    Pébay A., Peshavariya H., Wong R.C.B., Dusting G.J., Non-classical signalling mechanisms in stem cells, In: Atwood C.S. (Ed.), Embryonic stem cells: the hormonal regulation of pluripotency and embryogenesis, Intech, ijeka, 2011, 317–336Google Scholar
  40. [40]
    American Institute of Ultrasound in Medicine, AIUM practice guideline for the performance of obstetric ultrasound examinations, J. Ultrasound Med., 2010, 29, 157–166Google Scholar
  41. [41]
    Sheiner E., Shoham-Vardi I., Abramowicz J.S., What do clinical end users know regarding safety of ultrasound during pregnancy?, J. Ultrasound Med., 2007, 26, 319–325PubMedGoogle Scholar
  42. [42]
    Washington State Health Care Authority, Ultrasonography (ultrasound) in pregnancy: health technology assessment, 2010, taken on 08/28/2012 from http://www.hta.hca.wa.gov/documents/final_report_ultrasound.pdf Google Scholar
  43. [43]
    Alberta Clinical Practice Guidelines Working Group for Prenatal Ultrasound, Guideline for the use of prenatal ultrasound: First trimester, Alberta Medical Association, Edmonton, 1998Google Scholar
  44. [44]
    Mårtensson M., Olsson M., Brodin, L.-Å. Ultrasound transducer function: annual testing is not sufficient, Eur. J. Echocardiogr., 2010, 11, 801–805PubMedCrossRefGoogle Scholar
  45. [45]
    Mårtensson M., Olsson M., Segall B., Fraser A.G., Winter R., Brodin L.-Å. High incidence of defective ultrasound transducers in use in routine clinical practice, Eur. J. Echocardiogr., 2009, 10, 389–394PubMedCrossRefGoogle Scholar
  46. [46]
    Rados C., FDA cautions against ultrasound’ keepsake’ images, FDA Consum., 2004, 38, 12–16PubMedGoogle Scholar
  47. [47]
    Williams E.L., Casanova M.F., Prenatal ultrasound: it’s not just a photograph, Autism Sci. Dig., 2011, 1, 58–60Google Scholar
  48. [48]
    Abbott J.G., Rationale and derivation of MI and TI — a review, Ultrasound Med. Biol., 1999, 25, 431–441PubMedCrossRefGoogle Scholar

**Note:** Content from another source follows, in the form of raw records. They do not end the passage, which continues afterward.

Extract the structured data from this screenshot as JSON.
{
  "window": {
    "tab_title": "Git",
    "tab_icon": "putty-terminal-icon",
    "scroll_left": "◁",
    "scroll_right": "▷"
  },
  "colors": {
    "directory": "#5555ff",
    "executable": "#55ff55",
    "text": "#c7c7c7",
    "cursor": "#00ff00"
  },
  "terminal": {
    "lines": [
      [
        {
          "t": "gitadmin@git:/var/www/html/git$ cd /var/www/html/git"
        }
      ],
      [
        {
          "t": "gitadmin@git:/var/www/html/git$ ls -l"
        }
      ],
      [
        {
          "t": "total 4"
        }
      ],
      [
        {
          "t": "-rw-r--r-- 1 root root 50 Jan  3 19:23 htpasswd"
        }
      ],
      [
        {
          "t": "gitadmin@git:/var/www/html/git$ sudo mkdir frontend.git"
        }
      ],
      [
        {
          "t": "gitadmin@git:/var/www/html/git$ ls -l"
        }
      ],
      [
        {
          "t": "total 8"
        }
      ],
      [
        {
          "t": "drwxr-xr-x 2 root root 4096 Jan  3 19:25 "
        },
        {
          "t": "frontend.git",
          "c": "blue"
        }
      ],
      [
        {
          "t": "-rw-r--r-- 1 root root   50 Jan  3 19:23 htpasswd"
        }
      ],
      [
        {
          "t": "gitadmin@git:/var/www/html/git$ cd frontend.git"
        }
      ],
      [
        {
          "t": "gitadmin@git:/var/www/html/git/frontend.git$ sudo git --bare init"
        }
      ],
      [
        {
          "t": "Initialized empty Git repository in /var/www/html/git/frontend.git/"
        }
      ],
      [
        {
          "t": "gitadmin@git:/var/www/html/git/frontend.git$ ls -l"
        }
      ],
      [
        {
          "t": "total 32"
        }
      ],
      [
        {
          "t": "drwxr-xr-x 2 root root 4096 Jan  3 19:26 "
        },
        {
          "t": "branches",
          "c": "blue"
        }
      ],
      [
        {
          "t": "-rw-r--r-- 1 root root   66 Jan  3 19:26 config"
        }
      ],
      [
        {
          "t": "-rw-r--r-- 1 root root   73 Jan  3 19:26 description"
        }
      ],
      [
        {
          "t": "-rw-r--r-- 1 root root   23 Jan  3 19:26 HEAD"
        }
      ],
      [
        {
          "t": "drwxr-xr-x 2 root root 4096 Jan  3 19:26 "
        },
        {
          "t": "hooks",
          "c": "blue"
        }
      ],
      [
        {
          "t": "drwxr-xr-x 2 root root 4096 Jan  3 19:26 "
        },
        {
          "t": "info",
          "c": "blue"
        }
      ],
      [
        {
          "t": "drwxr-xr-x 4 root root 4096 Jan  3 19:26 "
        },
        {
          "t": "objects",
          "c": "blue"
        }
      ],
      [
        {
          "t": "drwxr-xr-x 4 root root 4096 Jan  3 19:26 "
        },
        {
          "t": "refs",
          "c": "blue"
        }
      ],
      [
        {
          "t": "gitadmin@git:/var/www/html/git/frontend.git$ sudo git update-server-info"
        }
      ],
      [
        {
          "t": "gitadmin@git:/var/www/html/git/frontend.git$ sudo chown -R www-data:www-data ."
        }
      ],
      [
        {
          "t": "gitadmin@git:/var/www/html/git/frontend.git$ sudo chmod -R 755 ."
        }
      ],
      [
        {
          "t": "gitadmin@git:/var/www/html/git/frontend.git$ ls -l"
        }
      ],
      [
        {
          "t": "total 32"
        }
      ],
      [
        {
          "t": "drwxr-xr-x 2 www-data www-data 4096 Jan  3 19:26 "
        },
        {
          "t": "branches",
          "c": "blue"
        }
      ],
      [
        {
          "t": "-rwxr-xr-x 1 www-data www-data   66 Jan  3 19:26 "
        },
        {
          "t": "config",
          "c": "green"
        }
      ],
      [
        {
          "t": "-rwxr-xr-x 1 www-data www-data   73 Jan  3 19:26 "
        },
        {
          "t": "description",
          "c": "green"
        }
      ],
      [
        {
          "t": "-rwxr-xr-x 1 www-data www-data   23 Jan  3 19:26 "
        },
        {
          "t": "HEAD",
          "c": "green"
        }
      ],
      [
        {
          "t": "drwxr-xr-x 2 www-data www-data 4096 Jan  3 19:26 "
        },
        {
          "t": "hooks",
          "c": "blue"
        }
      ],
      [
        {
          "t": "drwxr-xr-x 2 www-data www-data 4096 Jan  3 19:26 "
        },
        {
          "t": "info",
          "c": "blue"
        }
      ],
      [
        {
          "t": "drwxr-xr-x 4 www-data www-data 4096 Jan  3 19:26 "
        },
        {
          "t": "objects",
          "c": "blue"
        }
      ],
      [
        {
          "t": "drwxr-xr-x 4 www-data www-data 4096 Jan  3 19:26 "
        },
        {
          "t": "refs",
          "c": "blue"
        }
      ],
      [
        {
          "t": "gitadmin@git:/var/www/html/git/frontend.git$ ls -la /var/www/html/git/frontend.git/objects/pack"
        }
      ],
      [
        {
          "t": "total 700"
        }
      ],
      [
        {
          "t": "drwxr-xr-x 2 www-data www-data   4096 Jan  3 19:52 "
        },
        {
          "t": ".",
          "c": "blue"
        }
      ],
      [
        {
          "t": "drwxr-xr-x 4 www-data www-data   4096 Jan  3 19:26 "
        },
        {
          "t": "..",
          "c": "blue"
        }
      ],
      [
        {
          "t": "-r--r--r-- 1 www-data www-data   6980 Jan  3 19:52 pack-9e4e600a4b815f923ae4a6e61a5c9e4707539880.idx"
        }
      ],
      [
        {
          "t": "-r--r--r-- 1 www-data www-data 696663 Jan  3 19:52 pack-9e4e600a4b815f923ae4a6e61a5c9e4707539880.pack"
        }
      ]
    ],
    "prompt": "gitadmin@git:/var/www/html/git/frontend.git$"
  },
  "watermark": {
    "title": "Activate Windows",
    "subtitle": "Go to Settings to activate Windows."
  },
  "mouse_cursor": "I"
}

Copyright information

© Versita Warsaw and Springer-Verlag Wien 2013

Authors and Affiliations

  1. 1.Department of Anatomical Sciences and NeurobiologyUniversity of Louisville School of MedicineLouisvilleUSA
  2. 2.Department of Psychiatry and Behavioral SciencesUniversity of Louisville School of MedicineLouisvilleUSA

Personalised recommendations